Aaron Otheim - March 14th, 2010
This Sunday, we’re going to explore parameters that help shape and focus the sound of group improvisations. The idea is to limit the number of compositional decisions that have to be made in real time so that performers pursue a clear musical trajectory together when improvising a piece. I’ll be debuting an original composition on keyboard with David Balatero.
What’s Goin’ Down on Sunday?
There will be two parts to the session on Sunday. I’ll provide specific parameters that will guide the first several improvisations, and the rest will remain completely open. Participants are welcome to supply their own set of parameters for these later jams. We’ll have a short discussion afterwards to talk about the success of this approach. In preparation for Sunday, think of different parameters that could help focus a free improvisation.
In particular, consider what kinds of limitations would encourage not only a unique sound but also a unique trajectory. For example, insisting that everyone jam on major seventh chords might have a distinct harmonic effect, but unless we’re seeking some kind of major seventh nirvana, it probably won’t encourage much exploration. On the other hand, being a little more specific about malleable elements such as timbre or texture might not only suggest a distinct sound or vibe but may also give the piece some place to go. For instance, directing all the performers to begin on their lowest possible note at the beginning of the improvisation would instantly bestow the piece with a certain harmonic flavor, and since this directive only addresses the beginning of the improvisation, performers would be free to wander from that initial parameter. Let’s see how specific we can be with our parameters without stifling spontaneity!
To encourage timbral and textural creativity, we’re going to go without a drum set for this session. Instead, drummers are invited to bring one drum, kit piece or percussion instrument to the session. Various drums and percussion instruments will also be supplied. Trust me – I possess no vendetta against drummers. The presence of a full set does, however, tend to encourage louder volumes as well as a certain improvisational approach (intensification by volume). Drummers should instead try to get as many sounds as possible out of a single drum or kit piece. For any remaining skeptics out there, please consult the following… :)
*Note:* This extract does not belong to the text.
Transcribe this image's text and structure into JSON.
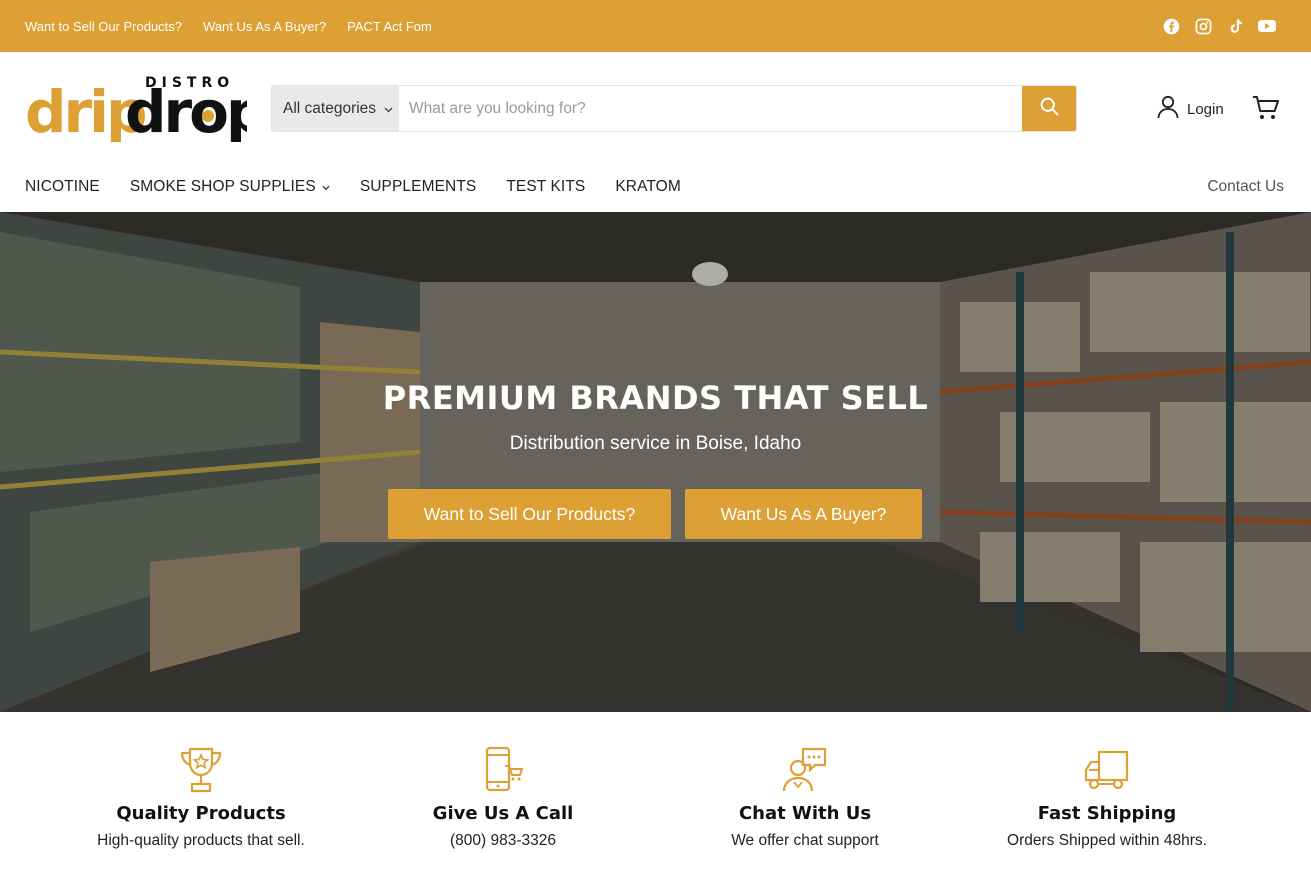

Here’s some background information for the piece you will hear on Sunday. It was inspired partly by an affinity I have for classical chamber music, particularly works written in the late 19th and early 20th centuries. Instead of trying to compose an exact replica of a work from this era, I decided to focus on what I personally enjoy most about the sound these works, namely the instrumentation, harmonic language, and textural elements.
The primary organizational and dramatic devices in this composition is sound. The sound of the piano and cello are manipulated through keyboard parameters and effects to emphasize timbral similarities between the two instruments. Eventually, the sounds diverge from one another, allowing more defined textural, harmonic and even stylistic elements to come into focus. Regardless of people’s affinities for the genre of late Romantic chamber music, it is my hope that the progression of the sound – from ambiguity to clarity – supplies most of the meaning and interest in this piece.
The format and presentation of the piece was inspired by the work of noise artists I’ve heard here in Seattle, particularly KRGA (Kristian Garrard). Other sources of inspiration include the work of composers Charles Ives and Arvo Part, who candidly reference and manipulate crystallized styles in their compositions to musical effect. I’ve also lately been checking out at an album called “Living Room Etude” by a pianist Dave Palmer, in which different mic placements are used to give each track a distinct character.